Is colorectal cancer increasing in young adults?
Several years ago, I began noticing many of the patients who came to me to be treated for rectal cancer were quite young. A review of the literature at that point suggested a definite trend toward rectal cancer in younger patients.
Other studies also suggested a higher rate of death in younger patients with colorectal cancer. Whether or not this was due to more advanced cancers at the time of diagnosis, poorer response to chemotherapy or other factors is not known.
Recent Study by the American Cancer Society
A new study from the American Cancer Society has confirmed these earlier reports. The study looked at more than 400,000 patients diagnosed with colorectal cancer from 1974-2013. The authors found that the rates of developing colon cancer in patients 55 years old or less have doubled, and the risk of developing rectal cancer in that same age range has quadrupled.
In fact, despite the overall decline in the incidence of colorectal cancer for many years, attributed to increased screening primarily with colonoscopy, the risk of developing colorectal cancer in millennials (born 1977-1995) and Generation Xers (born 1965-1976) is back to the rates not seen since 1890.
Why is Colon Cancer Increasing in Young Adults?
The next logical question is why is this happening?
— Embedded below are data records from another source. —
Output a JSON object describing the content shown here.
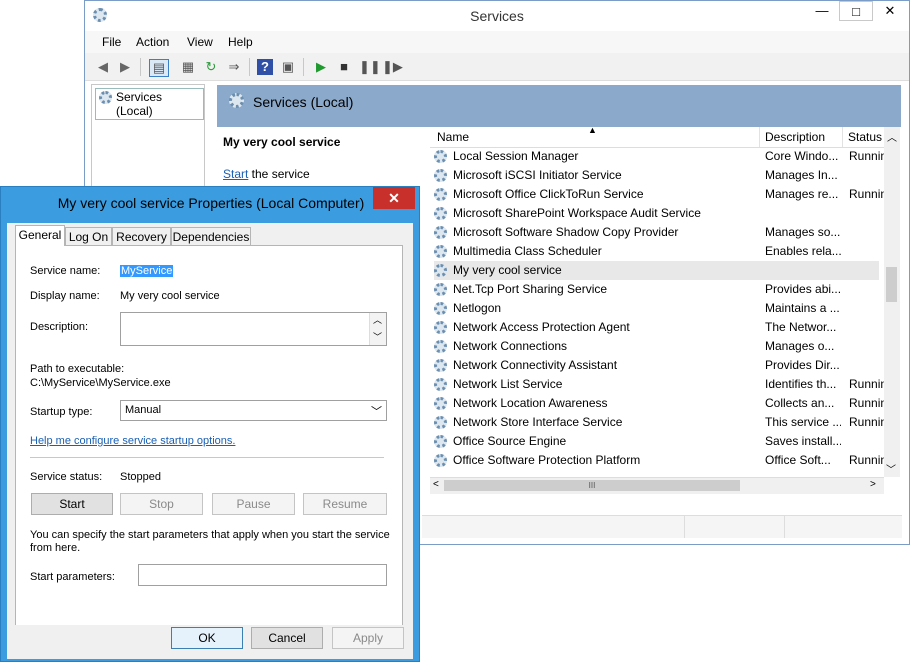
{
  "services_window": {
    "title": "Services",
    "controls": {
      "minimize": "—",
      "maximize": "□",
      "close": "✕"
    },
    "menu": [
      "File",
      "Action",
      "View",
      "Help"
    ],
    "tree_item": "Services (Local)",
    "header_title": "Services (Local)",
    "detail": {
      "service_name": "My very cool service",
      "start_link": "Start",
      "start_suffix": " the service"
    },
    "columns": {
      "name": "Name",
      "description": "Description",
      "status": "Status"
    },
    "rows": [
      {
        "name": "Local Session Manager",
        "description": "Core Windo...",
        "status": "Runnin"
      },
      {
        "name": "Microsoft iSCSI Initiator Service",
        "description": "Manages In...",
        "status": ""
      },
      {
        "name": "Microsoft Office ClickToRun Service",
        "description": "Manages re...",
        "status": "Runnin"
      },
      {
        "name": "Microsoft SharePoint Workspace Audit Service",
        "description": "",
        "status": ""
      },
      {
        "name": "Microsoft Software Shadow Copy Provider",
        "description": "Manages so...",
        "status": ""
      },
      {
        "name": "Multimedia Class Scheduler",
        "description": "Enables rela...",
        "status": ""
      },
      {
        "name": "My very cool service",
        "description": "",
        "status": ""
      },
      {
        "name": "Net.Tcp Port Sharing Service",
        "description": "Provides abi...",
        "status": ""
      },
      {
        "name": "Netlogon",
        "description": "Maintains a ...",
        "status": ""
      },
      {
        "name": "Network Access Protection Agent",
        "description": "The Networ...",
        "status": ""
      },
      {
        "name": "Network Connections",
        "description": "Manages o...",
        "status": ""
      },
      {
        "name": "Network Connectivity Assistant",
        "description": "Provides Dir...",
        "status": ""
      },
      {
        "name": "Network List Service",
        "description": "Identifies th...",
        "status": "Runnin"
      },
      {
        "name": "Network Location Awareness",
        "description": "Collects an...",
        "status": "Runnin"
      },
      {
        "name": "Network Store Interface Service",
        "description": "This service ...",
        "status": "Runnin"
      },
      {
        "name": "Office  Source Engine",
        "description": "Saves install...",
        "status": ""
      },
      {
        "name": "Office Software Protection Platform",
        "description": "Office Soft...",
        "status": "Runnin"
      }
    ],
    "hscroll_grip": "III"
  },
  "dialog": {
    "title": "My very cool service Properties (Local Computer)",
    "close": "✕",
    "tabs": [
      "General",
      "Log On",
      "Recovery",
      "Dependencies"
    ],
    "service_name_label": "Service name:",
    "service_name_value": "MyService",
    "display_name_label": "Display name:",
    "display_name_value": "My very cool service",
    "description_label": "Description:",
    "path_label": "Path to executable:",
    "path_value": "C:\\MyService\\MyService.exe",
    "startup_type_label": "Startup type:",
    "startup_type_value": "Manual",
    "help_link": "Help me configure service startup options.",
    "status_label": "Service status:",
    "status_value": "Stopped",
    "buttons": {
      "start": "Start",
      "stop": "Stop",
      "pause": "Pause",
      "resume": "Resume"
    },
    "start_params_note": "You can specify the start parameters that apply when you start the service from here.",
    "start_params_label": "Start parameters:",
    "ok": "OK",
    "cancel": "Cancel",
    "apply": "Apply"
  },
  "colors": {
    "accent": "#3b9de0",
    "header": "#8ba9ca",
    "close_red": "#c8312b",
    "link": "#1a5fb4"
  }
}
Of course, no one knows for certain. Some researchers suggest that environmental influences may play a role. Different types of plastics, fertilizers and other substances may contribute.
The authors of the study mirror what not only colon and rectal surgeons, but physicians in general, have been saying. The obesity epidemic may be at least in part to blame. A sedentary lifestyle and a diet high in processed foods and low fiber may result in inflammatory/carcinogenic (cancer causing) factors, which may be why we are seeing an increase in colorectal cancer in the younger generations.
How Can We Reduce Our Risk of Colon Cancer?
- Adopt Healthier Eating Habits: Increase the fiber in your diet through fruits, vegetables, and whole grains. Reduce the amount of processed foods, high fructose corn syrup and red meats.
- Exercise More: Exercise helps with your overall health. You should exercise several times a week and, in general, increase your activity level.
- Know the Symptoms: If you have one of the signs of colon and rectal cancer, like rectal bleeding, abdominal or pelvic pain, a change in bowel habits, or an unexplained weight loss, get checked by a medical professional, no matter what your age is.
The chance that we can cure someone with colorectal cancer is directly proportional to how early we diagnose it, or even better, prevent it. Take your health very seriously and don’t become one of the estimated 135,480 Americans who will develop colorectal cancer in 2017. If you are concerned about your colon cancer risk, make sure you talk with your primary care provider.